→ Required work:
Could you retype all of the entries exactly, without their pictures?
**** Source data
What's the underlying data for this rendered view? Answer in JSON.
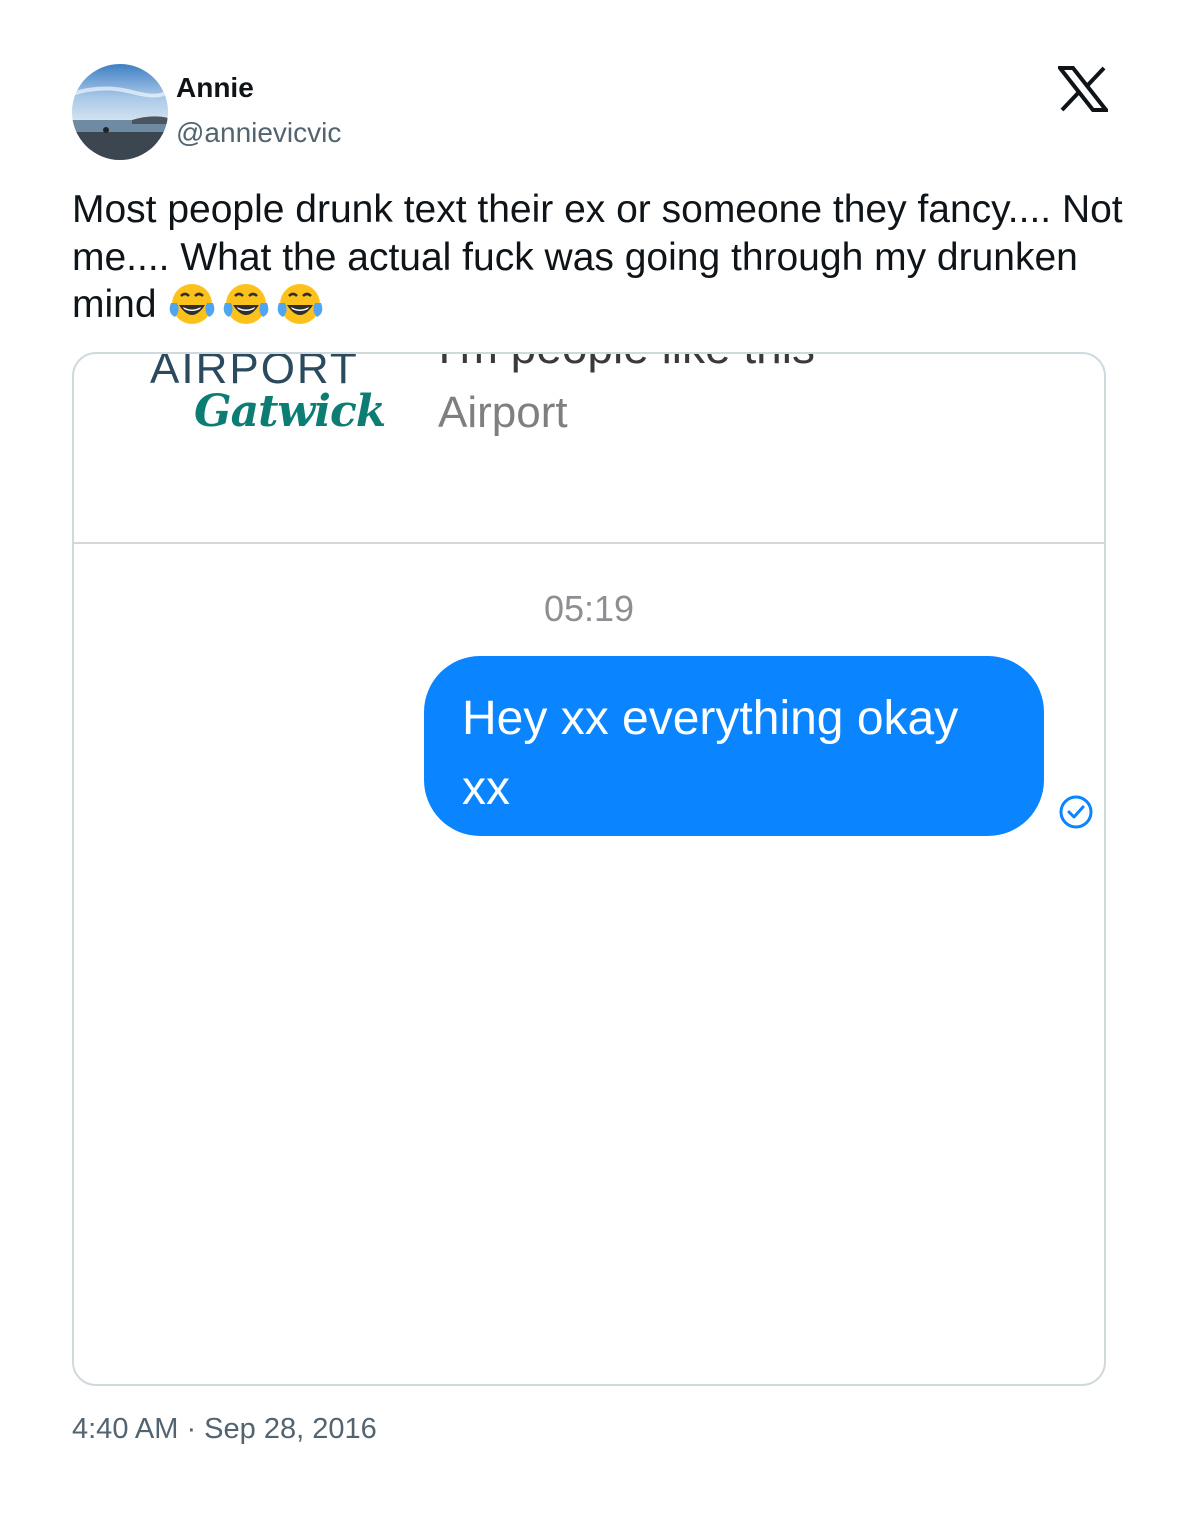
{
  "author": {
    "display_name": "Annie",
    "handle": "@annievicvic",
    "avatar_icon": "beach-landscape-avatar"
  },
  "platform_icon": "x-logo-icon",
  "tweet": {
    "text": "Most people drunk text their ex or someone they fancy.... Not me.... What the actual fuck was going through my drunken mind",
    "emoji": [
      "😂",
      "😂",
      "😂"
    ],
    "emoji_icon": "face-with-tears-of-joy-icon"
  },
  "media": {
    "header_cutoff_text": "I'm people like this",
    "logo_line1": "AIRPORT",
    "logo_line2": "Gatwick",
    "contact_name": "Airport",
    "message_time": "05:19",
    "message_text": "Hey xx everything okay xx",
    "bubble_color": "#0a84ff",
    "read_receipt_icon": "check-circle-icon"
  },
  "footer": {
    "timestamp": "4:40 AM · Sep 28, 2016"
  }
}
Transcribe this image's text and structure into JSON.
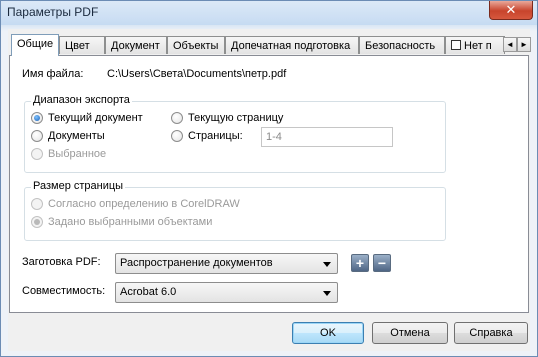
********
→ Response:
What's the underlying data for this rendered view? Answer in JSON.
{
  "author": {
    "display_name": "Annie",
    "handle": "@annievicvic",
    "avatar_icon": "beach-landscape-avatar"
  },
  "platform_icon": "x-logo-icon",
  "tweet": {
    "text": "Most people drunk text their ex or someone they fancy.... Not me.... What the actual fuck was going through my drunken mind",
    "emoji": [
      "😂",
      "😂",
      "😂"
    ],
    "emoji_icon": "face-with-tears-of-joy-icon"
  },
  "media": {
    "header_cutoff_text": "I'm people like this",
    "logo_line1": "AIRPORT",
    "logo_line2": "Gatwick",
    "contact_name": "Airport",
    "message_time": "05:19",
    "message_text": "Hey xx everything okay xx",
    "bubble_color": "#0a84ff",
    "read_receipt_icon": "check-circle-icon"
  },
  "footer": {
    "timestamp": "4:40 AM · Sep 28, 2016"
  }
}
Transcribe this image's text and structure into JSON.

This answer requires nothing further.